#### Exercise goal
Return the data below unchanged, without images.
[Start of Attachment]
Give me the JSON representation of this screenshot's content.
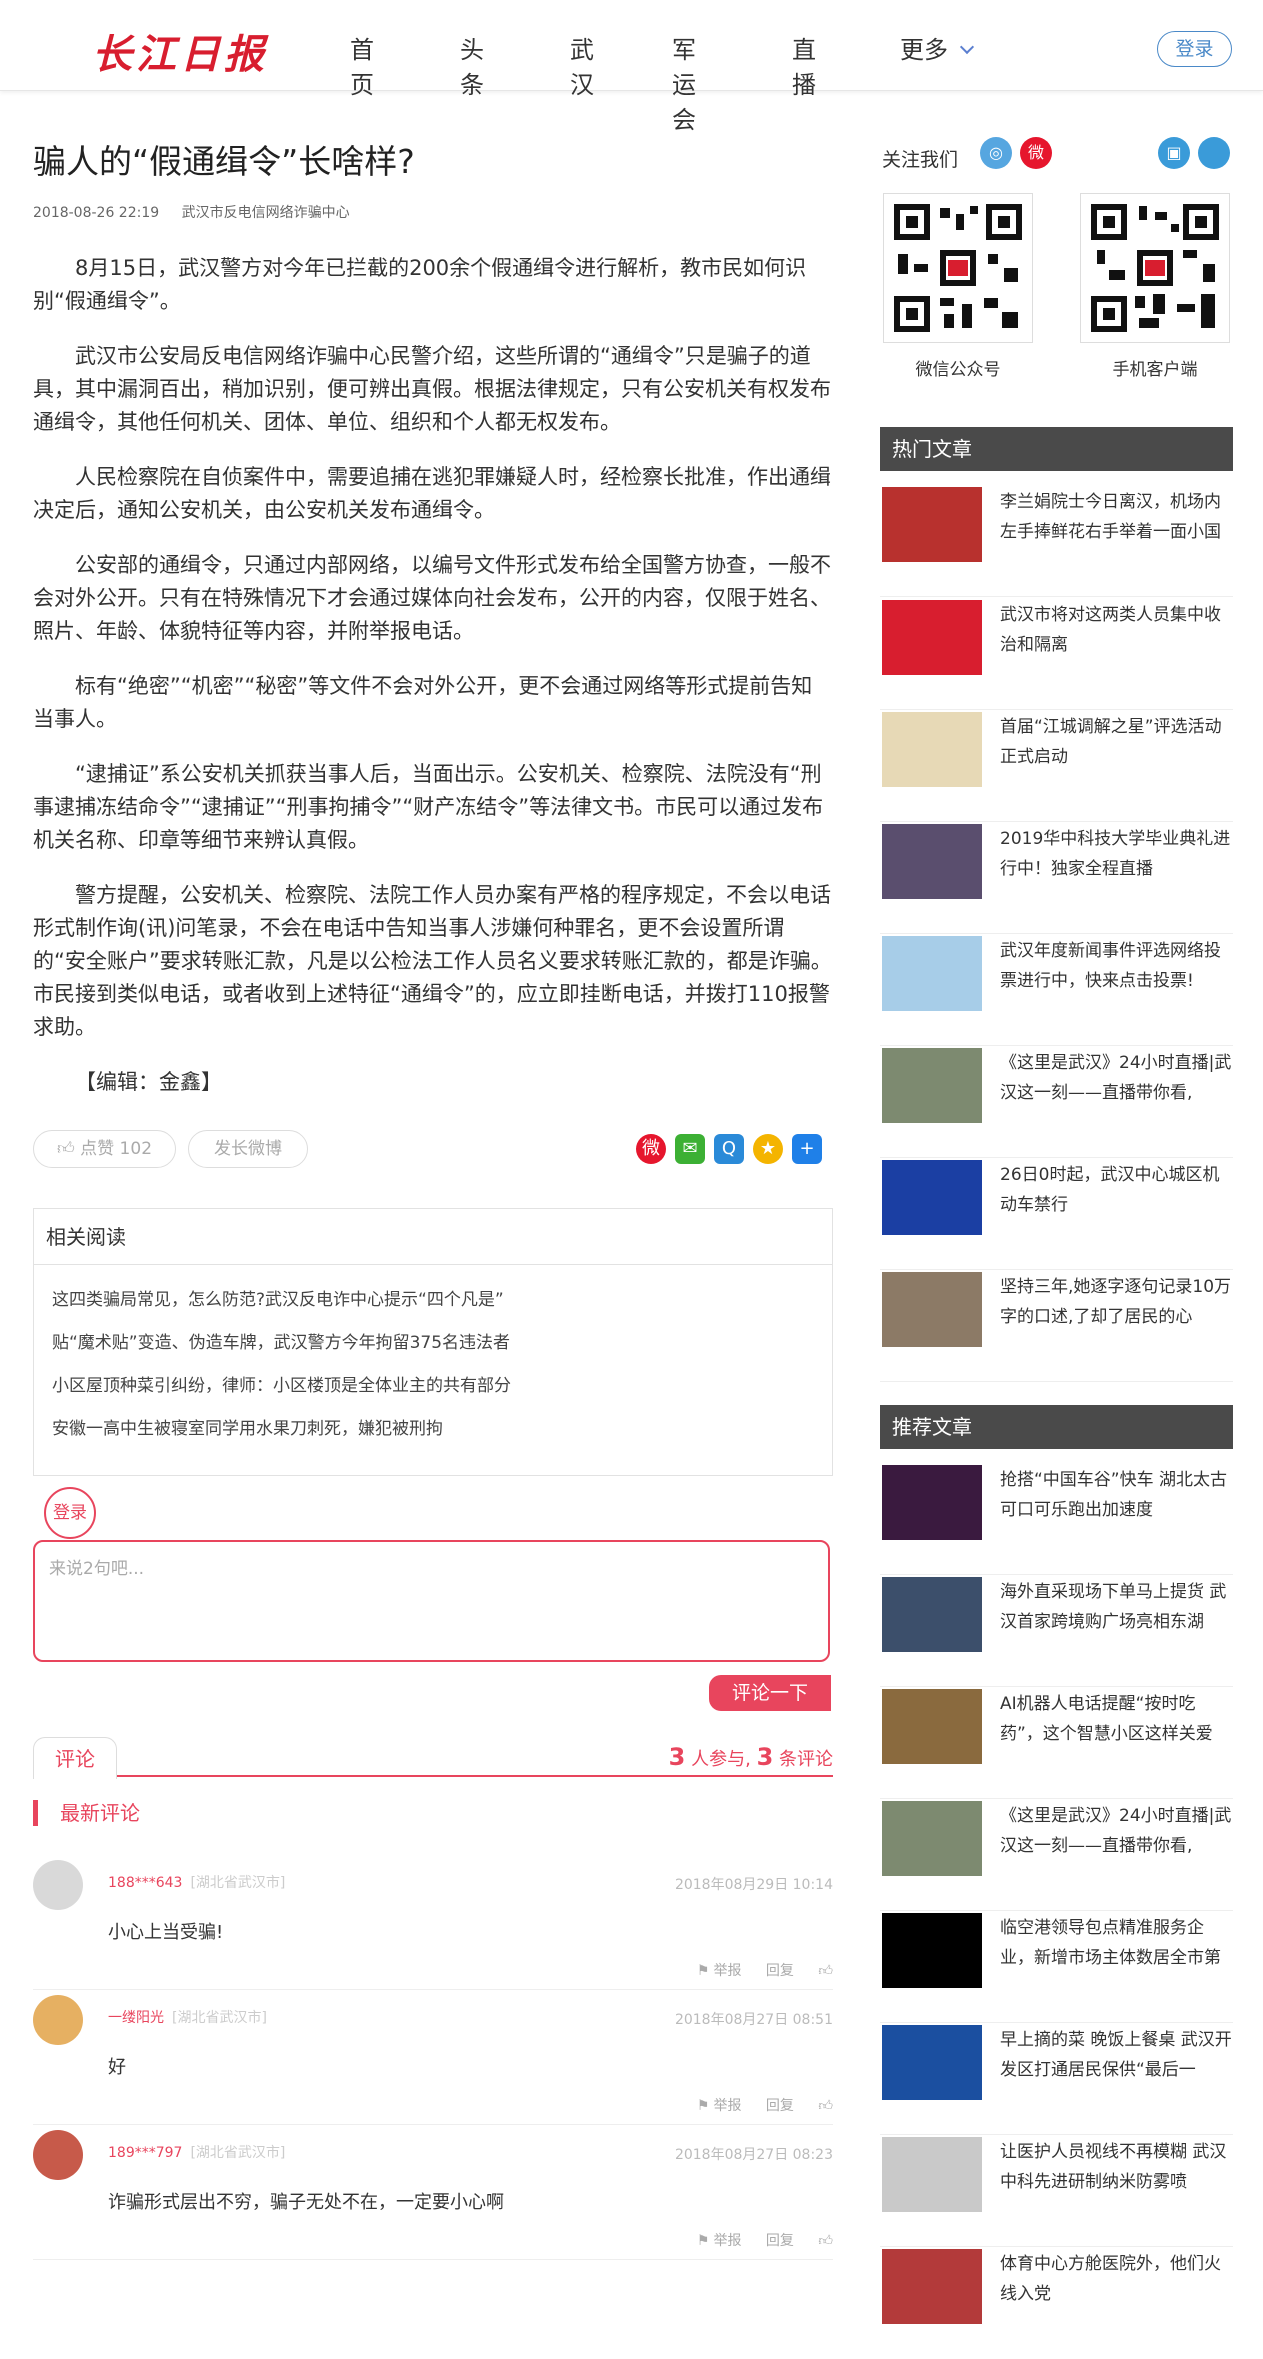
{
  "header": {
    "logo": "长江日报",
    "nav": [
      "首页",
      "头条",
      "武汉",
      "军运会",
      "直播",
      "更多"
    ],
    "login": "登录"
  },
  "article": {
    "title": "骗人的“假通缉令”长啥样?",
    "date": "2018-08-26 22:19",
    "source": "武汉市反电信网络诈骗中心",
    "paragraphs": [
      "8月15日，武汉警方对今年已拦截的200余个假通缉令进行解析，教市民如何识别“假通缉令”。",
      "武汉市公安局反电信网络诈骗中心民警介绍，这些所谓的“通缉令”只是骗子的道具，其中漏洞百出，稍加识别，便可辨出真假。根据法律规定，只有公安机关有权发布通缉令，其他任何机关、团体、单位、组织和个人都无权发布。",
      "人民检察院在自侦案件中，需要追捕在逃犯罪嫌疑人时，经检察长批准，作出通缉决定后，通知公安机关，由公安机关发布通缉令。",
      "公安部的通缉令，只通过内部网络，以编号文件形式发布给全国警方协查，一般不会对外公开。只有在特殊情况下才会通过媒体向社会发布，公开的内容，仅限于姓名、照片、年龄、体貌特征等内容，并附举报电话。",
      "标有“绝密”“机密”“秘密”等文件不会对外公开，更不会通过网络等形式提前告知当事人。",
      "“逮捕证”系公安机关抓获当事人后，当面出示。公安机关、检察院、法院没有“刑事逮捕冻结命令”“逮捕证”“刑事拘捕令”“财产冻结令”等法律文书。市民可以通过发布机关名称、印章等细节来辨认真假。",
      "警方提醒，公安机关、检察院、法院工作人员办案有严格的程序规定，不会以电话形式制作询(讯)问笔录，不会在电话中告知当事人涉嫌何种罪名，更不会设置所谓的“安全账户”要求转账汇款，凡是以公检法工作人员名义要求转账汇款的，都是诈骗。市民接到类似电话，或者收到上述特征“通缉令”的，应立即挂断电话，并拨打110报警求助。"
    ],
    "editor": "【编辑：金鑫】",
    "like": "点赞 102",
    "weibo": "发长微博"
  },
  "related": {
    "heading": "相关阅读",
    "items": [
      "这四类骗局常见，怎么防范?武汉反电诈中心提示“四个凡是”",
      "贴“魔术贴”变造、伪造车牌，武汉警方今年拘留375名违法者",
      "小区屋顶种菜引纠纷，律师：小区楼顶是全体业主的共有部分",
      "安徽一高中生被寝室同学用水果刀刺死，嫌犯被刑拘"
    ]
  },
  "comments": {
    "login": "登录",
    "placeholder": "来说2句吧...",
    "submit": "评论一下",
    "tab": "评论",
    "participants": "3",
    "participants_label": "人参与,",
    "count": "3",
    "count_label": "条评论",
    "latest": "最新评论",
    "report": "举报",
    "reply": "回复",
    "list": [
      {
        "user": "188***643",
        "loc": "[湖北省武汉市]",
        "time": "2018年08月29日 10:14",
        "text": "小心上当受骗!"
      },
      {
        "user": "一缕阳光",
        "loc": "[湖北省武汉市]",
        "time": "2018年08月27日 08:51",
        "text": "好"
      },
      {
        "user": "189***797",
        "loc": "[湖北省武汉市]",
        "time": "2018年08月27日 08:23",
        "text": "诈骗形式层出不穷，骗子无处不在，一定要小心啊"
      }
    ]
  },
  "sidebar": {
    "follow": "关注我们",
    "qr1": "微信公众号",
    "qr2": "手机客户端",
    "hot_heading": "热门文章",
    "hot": [
      "李兰娟院士今日离汉，机场内左手捧鲜花右手举着一面小国",
      "武汉市将对这两类人员集中收治和隔离",
      "首届“江城调解之星”评选活动正式启动",
      "2019华中科技大学毕业典礼进行中！独家全程直播",
      "武汉年度新闻事件评选网络投票进行中，快来点击投票!",
      "《这里是武汉》24小时直播|武汉这一刻——直播带你看,",
      "26日0时起，武汉中心城区机动车禁行",
      "坚持三年,她逐字逐句记录10万字的口述,了却了居民的心"
    ],
    "rec_heading": "推荐文章",
    "rec": [
      "抢搭“中国车谷”快车 湖北太古可口可乐跑出加速度",
      "海外直采现场下单马上提货 武汉首家跨境购广场亮相东湖",
      "AI机器人电话提醒“按时吃药”，这个智慧小区这样关爱",
      "《这里是武汉》24小时直播|武汉这一刻——直播带你看,",
      "临空港领导包点精准服务企业，新增市场主体数居全市第",
      "早上摘的菜 晚饭上餐桌 武汉开发区打通居民保供“最后一",
      "让医护人员视线不再模糊 武汉中科先进研制纳米防雾喷",
      "体育中心方舱医院外，他们火线入党"
    ]
  }
}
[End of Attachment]
#### Your response
Give me the JSON representation of this screenshot's content.
{
  "header": {
    "logo": "长江日报",
    "nav": [
      "首页",
      "头条",
      "武汉",
      "军运会",
      "直播",
      "更多"
    ],
    "login": "登录"
  },
  "article": {
    "title": "骗人的“假通缉令”长啥样?",
    "date": "2018-08-26 22:19",
    "source": "武汉市反电信网络诈骗中心",
    "paragraphs": [
      "8月15日，武汉警方对今年已拦截的200余个假通缉令进行解析，教市民如何识别“假通缉令”。",
      "武汉市公安局反电信网络诈骗中心民警介绍，这些所谓的“通缉令”只是骗子的道具，其中漏洞百出，稍加识别，便可辨出真假。根据法律规定，只有公安机关有权发布通缉令，其他任何机关、团体、单位、组织和个人都无权发布。",
      "人民检察院在自侦案件中，需要追捕在逃犯罪嫌疑人时，经检察长批准，作出通缉决定后，通知公安机关，由公安机关发布通缉令。",
      "公安部的通缉令，只通过内部网络，以编号文件形式发布给全国警方协查，一般不会对外公开。只有在特殊情况下才会通过媒体向社会发布，公开的内容，仅限于姓名、照片、年龄、体貌特征等内容，并附举报电话。",
      "标有“绝密”“机密”“秘密”等文件不会对外公开，更不会通过网络等形式提前告知当事人。",
      "“逮捕证”系公安机关抓获当事人后，当面出示。公安机关、检察院、法院没有“刑事逮捕冻结命令”“逮捕证”“刑事拘捕令”“财产冻结令”等法律文书。市民可以通过发布机关名称、印章等细节来辨认真假。",
      "警方提醒，公安机关、检察院、法院工作人员办案有严格的程序规定，不会以电话形式制作询(讯)问笔录，不会在电话中告知当事人涉嫌何种罪名，更不会设置所谓的“安全账户”要求转账汇款，凡是以公检法工作人员名义要求转账汇款的，都是诈骗。市民接到类似电话，或者收到上述特征“通缉令”的，应立即挂断电话，并拨打110报警求助。"
    ],
    "editor": "【编辑：金鑫】",
    "like": "点赞 102",
    "weibo": "发长微博"
  },
  "related": {
    "heading": "相关阅读",
    "items": [
      "这四类骗局常见，怎么防范?武汉反电诈中心提示“四个凡是”",
      "贴“魔术贴”变造、伪造车牌，武汉警方今年拘留375名违法者",
      "小区屋顶种菜引纠纷，律师：小区楼顶是全体业主的共有部分",
      "安徽一高中生被寝室同学用水果刀刺死，嫌犯被刑拘"
    ]
  },
  "comments": {
    "login": "登录",
    "placeholder": "来说2句吧...",
    "submit": "评论一下",
    "tab": "评论",
    "participants": "3",
    "participants_label": "人参与,",
    "count": "3",
    "count_label": "条评论",
    "latest": "最新评论",
    "report": "举报",
    "reply": "回复",
    "list": [
      {
        "user": "188***643",
        "loc": "[湖北省武汉市]",
        "time": "2018年08月29日 10:14",
        "text": "小心上当受骗!"
      },
      {
        "user": "一缕阳光",
        "loc": "[湖北省武汉市]",
        "time": "2018年08月27日 08:51",
        "text": "好"
      },
      {
        "user": "189***797",
        "loc": "[湖北省武汉市]",
        "time": "2018年08月27日 08:23",
        "text": "诈骗形式层出不穷，骗子无处不在，一定要小心啊"
      }
    ]
  },
  "sidebar": {
    "follow": "关注我们",
    "qr1": "微信公众号",
    "qr2": "手机客户端",
    "hot_heading": "热门文章",
    "hot": [
      "李兰娟院士今日离汉，机场内左手捧鲜花右手举着一面小国",
      "武汉市将对这两类人员集中收治和隔离",
      "首届“江城调解之星”评选活动正式启动",
      "2019华中科技大学毕业典礼进行中！独家全程直播",
      "武汉年度新闻事件评选网络投票进行中，快来点击投票!",
      "《这里是武汉》24小时直播|武汉这一刻——直播带你看,",
      "26日0时起，武汉中心城区机动车禁行",
      "坚持三年,她逐字逐句记录10万字的口述,了却了居民的心"
    ],
    "rec_heading": "推荐文章",
    "rec": [
      "抢搭“中国车谷”快车 湖北太古可口可乐跑出加速度",
      "海外直采现场下单马上提货 武汉首家跨境购广场亮相东湖",
      "AI机器人电话提醒“按时吃药”，这个智慧小区这样关爱",
      "《这里是武汉》24小时直播|武汉这一刻——直播带你看,",
      "临空港领导包点精准服务企业，新增市场主体数居全市第",
      "早上摘的菜 晚饭上餐桌 武汉开发区打通居民保供“最后一",
      "让医护人员视线不再模糊 武汉中科先进研制纳米防雾喷",
      "体育中心方舱医院外，他们火线入党"
    ]
  }
}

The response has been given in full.